This is a huge deal for both companies. It gives GM a seat on Lyft’s board, provides Lyft with half its latest $1 billion venture capital financing round, and sets both companies up to create a network of on-demand autonomous vehicles.

From a GM statement, here are the goals of the alliance:


· Autonomous On-Demand Network: The joint development of a network of on-demand autonomous vehicles will leverage GM’s deep knowledge of autonomous technology and Lyft’s capabilities in providing a broad choice of ride-sharing services.

· Rental Hub: Beginning immediately, GM will become a preferred provider of short-term use vehicles to Lyft drivers through rental hubs in various cities in the U.S.

· Connectivity: Lyft drivers and customers will have access to GM’s wide portfolio of cars and OnStar services, leveraging two decades of experience in connectivity.
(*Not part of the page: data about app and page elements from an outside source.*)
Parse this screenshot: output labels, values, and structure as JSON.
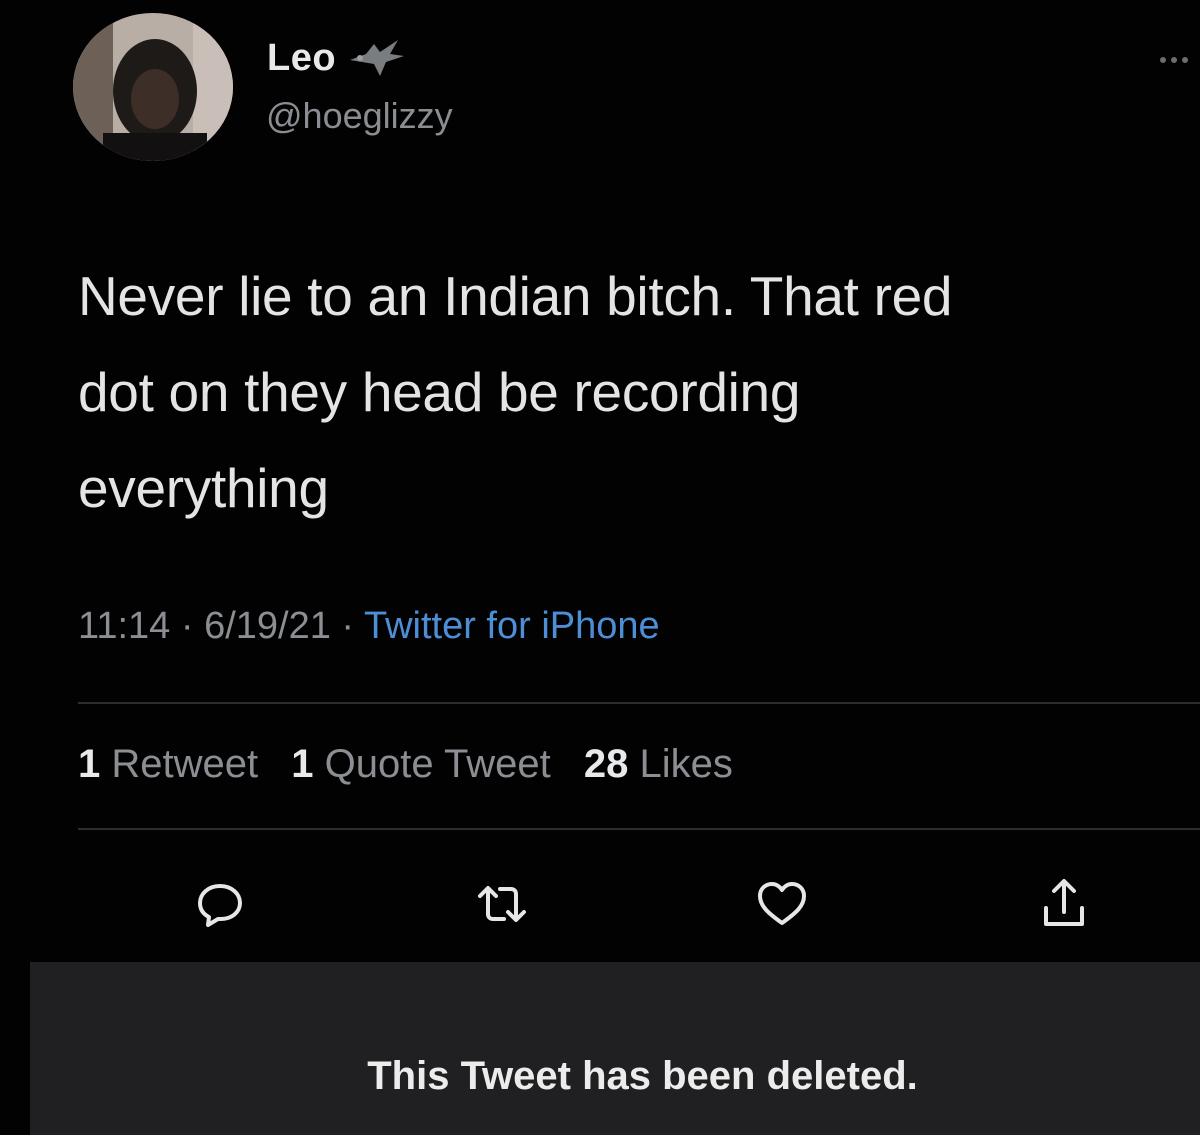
{
  "author": {
    "name": "Leo",
    "handle": "@hoeglizzy"
  },
  "tweet": {
    "text": "Never lie to an Indian bitch. That red\ndot on they head be recording\neverything",
    "time": "11:14",
    "date": "6/19/21",
    "source": "Twitter for iPhone"
  },
  "stats": {
    "retweets_count": "1",
    "retweets_label": "Retweet",
    "quotes_count": "1",
    "quotes_label": "Quote Tweet",
    "likes_count": "28",
    "likes_label": "Likes"
  },
  "actions": [
    {
      "icon": "reply-icon"
    },
    {
      "icon": "retweet-icon"
    },
    {
      "icon": "like-icon"
    },
    {
      "icon": "share-icon"
    }
  ],
  "banner": {
    "text": "This Tweet has been deleted."
  },
  "colors": {
    "background": "#020202",
    "text": "#e4e4e4",
    "muted": "#8b8e92",
    "link": "#4c8fd6",
    "banner": "#202022"
  }
}
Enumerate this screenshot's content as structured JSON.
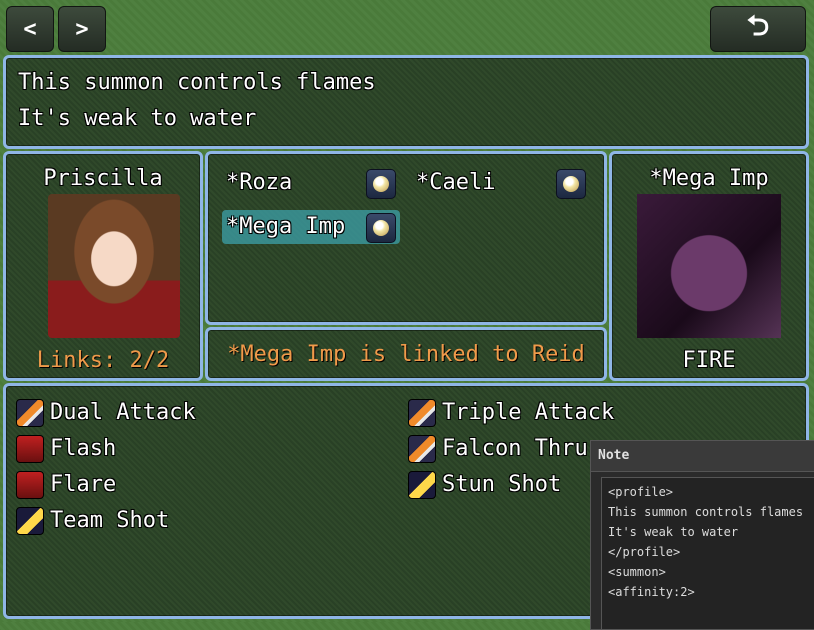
{
  "nav": {
    "prev": "<",
    "next": ">",
    "back": "⮌"
  },
  "help": {
    "line1": "This summon controls flames",
    "line2": "It's weak to water"
  },
  "actor": {
    "name": "Priscilla",
    "links": "Links: 2/2"
  },
  "summons": [
    {
      "name": "*Roza"
    },
    {
      "name": "*Caeli"
    },
    {
      "name": "*Mega Imp"
    }
  ],
  "status": "*Mega Imp is linked to Reid",
  "info": {
    "name": "*Mega Imp",
    "element": "FIRE"
  },
  "skills": [
    {
      "label": "Dual Attack",
      "icon": "sword-icon"
    },
    {
      "label": "Triple Attack",
      "icon": "sword-icon"
    },
    {
      "label": "Flash",
      "icon": "flash-icon"
    },
    {
      "label": "Falcon Thru",
      "icon": "sword-icon"
    },
    {
      "label": "Flare",
      "icon": "flash-icon"
    },
    {
      "label": "Stun Shot",
      "icon": "shot-icon"
    },
    {
      "label": "Team Shot",
      "icon": "shot-icon"
    }
  ],
  "note": {
    "title": "Note",
    "lines": [
      "<profile>",
      "This summon controls flames",
      "It's weak to water",
      "</profile>",
      "<summon>",
      "<affinity:2>"
    ]
  }
}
This will create a richer ride-sharing experience for both driver and passenger.

· Joint Mobility Offerings: GM and Lyft will also provide each other’s customers with personalized mobility services and experiences through their respective channels.

The news comes as Ford garners big headlines for its new autonomous car partnership with Google, details of which should be revealed at this week’s CES show in Las Vegas. It’s a very progressive move from GM, and a huge boost for Lyft, which is still massively dwarfed by arch-rival Uber in terms of funding and market share.
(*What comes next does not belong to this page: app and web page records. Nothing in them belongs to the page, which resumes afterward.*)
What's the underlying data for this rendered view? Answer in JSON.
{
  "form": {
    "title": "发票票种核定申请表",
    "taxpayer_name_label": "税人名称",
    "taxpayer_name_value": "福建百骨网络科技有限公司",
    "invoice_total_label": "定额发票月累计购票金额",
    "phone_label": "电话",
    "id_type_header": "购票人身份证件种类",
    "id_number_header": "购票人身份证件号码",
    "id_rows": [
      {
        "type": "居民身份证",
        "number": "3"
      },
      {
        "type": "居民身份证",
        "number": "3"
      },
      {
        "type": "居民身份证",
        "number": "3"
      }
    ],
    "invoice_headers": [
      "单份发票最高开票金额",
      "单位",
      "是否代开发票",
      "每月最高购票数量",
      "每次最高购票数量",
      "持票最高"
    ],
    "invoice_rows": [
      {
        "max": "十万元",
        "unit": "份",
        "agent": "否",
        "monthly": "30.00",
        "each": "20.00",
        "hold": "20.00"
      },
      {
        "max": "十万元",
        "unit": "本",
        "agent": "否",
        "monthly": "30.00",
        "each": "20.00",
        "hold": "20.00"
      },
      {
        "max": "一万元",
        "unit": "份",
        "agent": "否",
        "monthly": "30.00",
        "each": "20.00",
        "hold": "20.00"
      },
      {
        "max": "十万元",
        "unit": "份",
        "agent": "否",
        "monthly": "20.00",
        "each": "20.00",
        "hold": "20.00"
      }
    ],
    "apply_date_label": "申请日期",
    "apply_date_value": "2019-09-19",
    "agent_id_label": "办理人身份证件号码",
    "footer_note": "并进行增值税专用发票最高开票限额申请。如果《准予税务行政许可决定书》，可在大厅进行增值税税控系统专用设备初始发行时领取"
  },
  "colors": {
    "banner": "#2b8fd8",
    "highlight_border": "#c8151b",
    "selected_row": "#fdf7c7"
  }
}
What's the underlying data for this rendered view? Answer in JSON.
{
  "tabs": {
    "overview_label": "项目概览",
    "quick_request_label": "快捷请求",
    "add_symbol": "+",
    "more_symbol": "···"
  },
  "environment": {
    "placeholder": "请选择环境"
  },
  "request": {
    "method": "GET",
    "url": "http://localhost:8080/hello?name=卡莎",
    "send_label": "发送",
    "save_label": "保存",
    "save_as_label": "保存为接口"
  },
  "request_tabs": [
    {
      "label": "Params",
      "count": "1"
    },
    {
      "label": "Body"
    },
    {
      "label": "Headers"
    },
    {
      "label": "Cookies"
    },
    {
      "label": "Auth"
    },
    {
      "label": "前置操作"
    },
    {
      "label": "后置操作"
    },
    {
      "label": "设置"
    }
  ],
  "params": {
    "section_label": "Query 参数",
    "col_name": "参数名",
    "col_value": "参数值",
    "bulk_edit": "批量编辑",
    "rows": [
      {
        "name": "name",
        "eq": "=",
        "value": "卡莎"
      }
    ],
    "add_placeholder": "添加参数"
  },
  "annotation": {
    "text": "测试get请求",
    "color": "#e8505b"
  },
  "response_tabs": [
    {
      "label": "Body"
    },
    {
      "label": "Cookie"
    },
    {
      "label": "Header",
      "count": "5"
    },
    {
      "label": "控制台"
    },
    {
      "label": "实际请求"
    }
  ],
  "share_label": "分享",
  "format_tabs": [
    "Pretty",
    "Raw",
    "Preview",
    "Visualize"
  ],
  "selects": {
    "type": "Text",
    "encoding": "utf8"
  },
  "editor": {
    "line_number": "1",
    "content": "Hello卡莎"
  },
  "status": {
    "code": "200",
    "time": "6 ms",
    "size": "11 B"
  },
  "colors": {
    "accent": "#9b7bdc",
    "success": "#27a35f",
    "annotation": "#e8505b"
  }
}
The New York Times reports GM and Lyft have not given a timetable on the partnership yet. John Zimmer, Lyft’s president, told the publication he thinks the “autonomous vehicle go-to-market strategy is through a network, not through individual car ownership.”
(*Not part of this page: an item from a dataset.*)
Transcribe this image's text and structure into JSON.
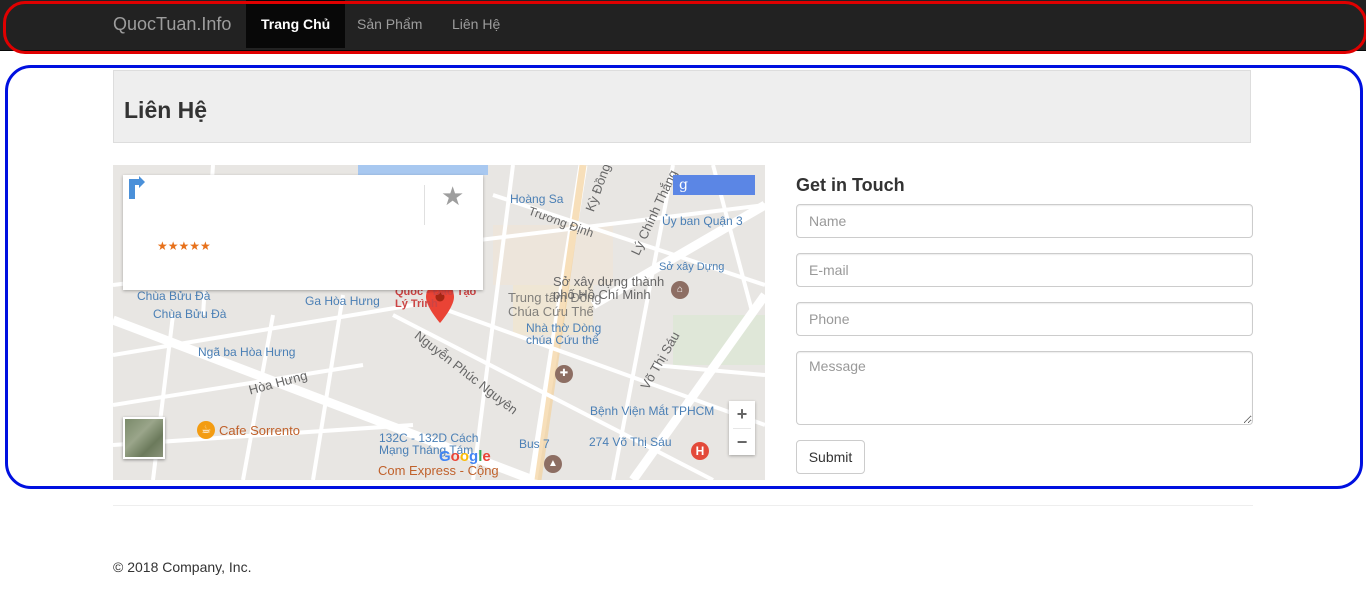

One might see that as a threat to traditional automakers’ entire business strategy, and it might be, unless they start to get in on the game themselves as Ford and now GM seem to be doing. Via the Times, here’s GM President Dan Ammann:

“We think there’s going to be more change in the world of mobility in the next five years than there has been in the last 50,” he said.

Mr. Ammann noted that the core profit from G.M.’s business comes from cars sold outside the urban environments where Lyft primarily operates, especially sales of sport utility vehicles in suburban areas.

“From a G.M. perspective, we view this as much more of an opportunity than a threat,” he said.

This should be an interesting one to watch.



Photo credit Chevrolet

Contact the author at patrick@jalopnik.com.